JACKSON, WYO – According to a Wyoming Department of Transportation (WYDOT) snowplow driver a skier triggered avalanche buried a car on Teton Pass during today’s mornings commute. This is the second time in recent years that a car has been hit by a skier triggered avalanche.
Bridger-Teton Avalanche Center Bulletin rated the Teton Mountains above 10,000 feet as Considerable for the morning and afternoon of April 13:
Mountain temperatures are starting out around 15 degrees cooler than yesterday. While a few snow showers could linger in the morning hours, sunshine will be the primary factor impacting the avalanche hazard. As the day warms above 7,500 feet, the chance for skiers and riders to trigger large to very large wind slabs will be on the increase, and shedding of the new snow could occur naturally on sunlit aspects. Daytime warming and sunshine could also bring about the possibility of wet slides involving the new snow on sun affected slopes. Monitor the effect of the sun, and transition to shaded terrain if snow surfaces start to become damp. Below 7,500 feet, significant avalanche activity is unlikely.
The forecast bulletin went on to say:
Close to two feet of snow has fallen since midnight on Thursday.

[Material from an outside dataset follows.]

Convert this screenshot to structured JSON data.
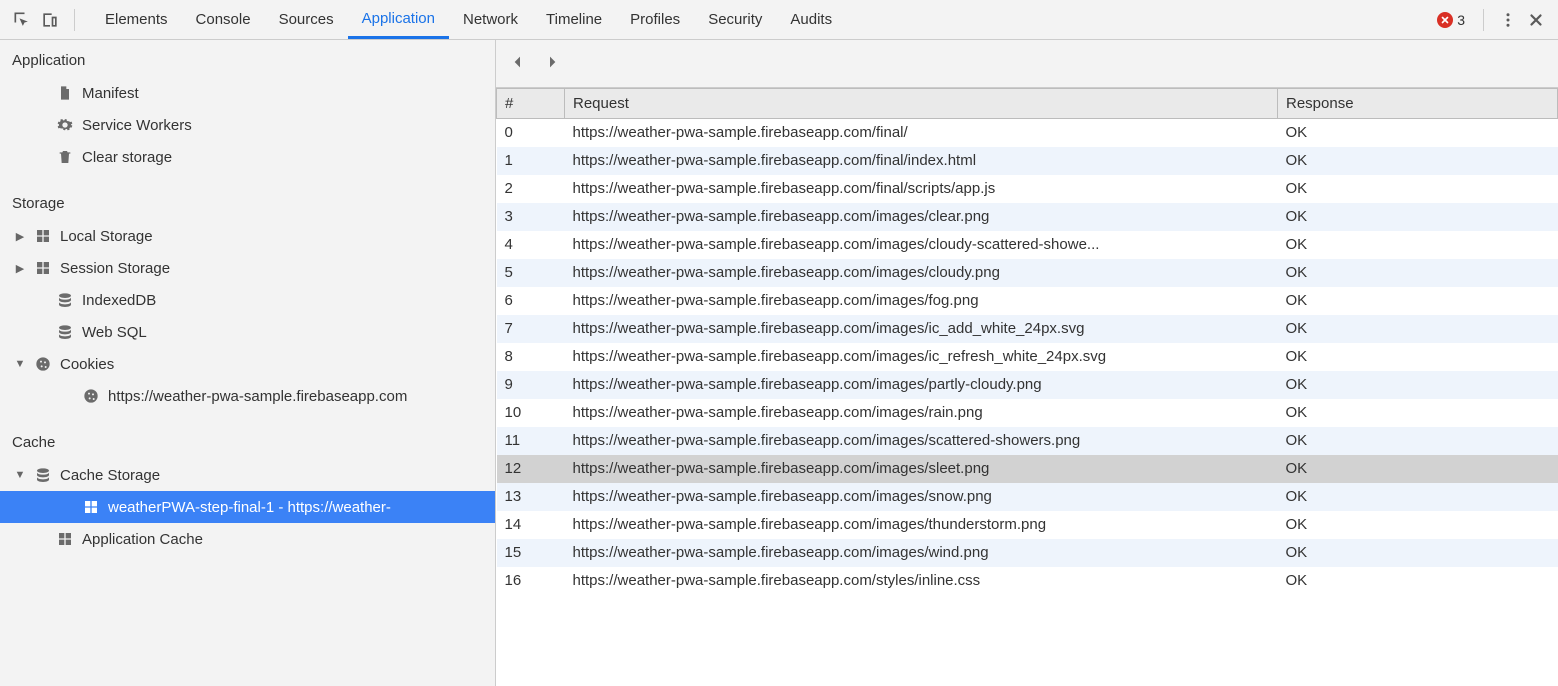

Strong southwesterly to westerly ridgetop winds accompanied this snowfall, and dense wind slabs up to three feet in depth have formed on leeward slopes in the mountains. These wind slabs could be triggered by backcountry travelers in steep avalanche terrain, and the resulting avalanches could entrain significant amounts of snow and travel long distances. Warming temperatures and sunshine will increase the likelihood of triggering these slabs, and natural activity might be possible on sunlit aspects in the afternoon.
Latest WYDOT Update:
“Road closed due to winter conditions. As of April 13 at 09:22 a.m., the estimated opening time is in 4 to 6 hours. Parking on the roadway is prohibited and delays WYDOT from opening the road.”
Teton Pass was closed Yesterday April 12 in the early morning hours for avalanche control work. The control blast shook our office from 20 miles away. Needless to say the mountains are alive and very active at the moment in the Teton region. Winter is going to be sticking around for a while.
With that being said please be safe, mindful of others and stop skiing over road cuts and slide paths (shown above) that go onto Highway 22. Lets not blow skiing on Teton Pass for the generations to come.
when the skiing and riding is good up there, it’s really good..
For the latest snowpack update in the Teton region please visit: http://jhavalanche.org/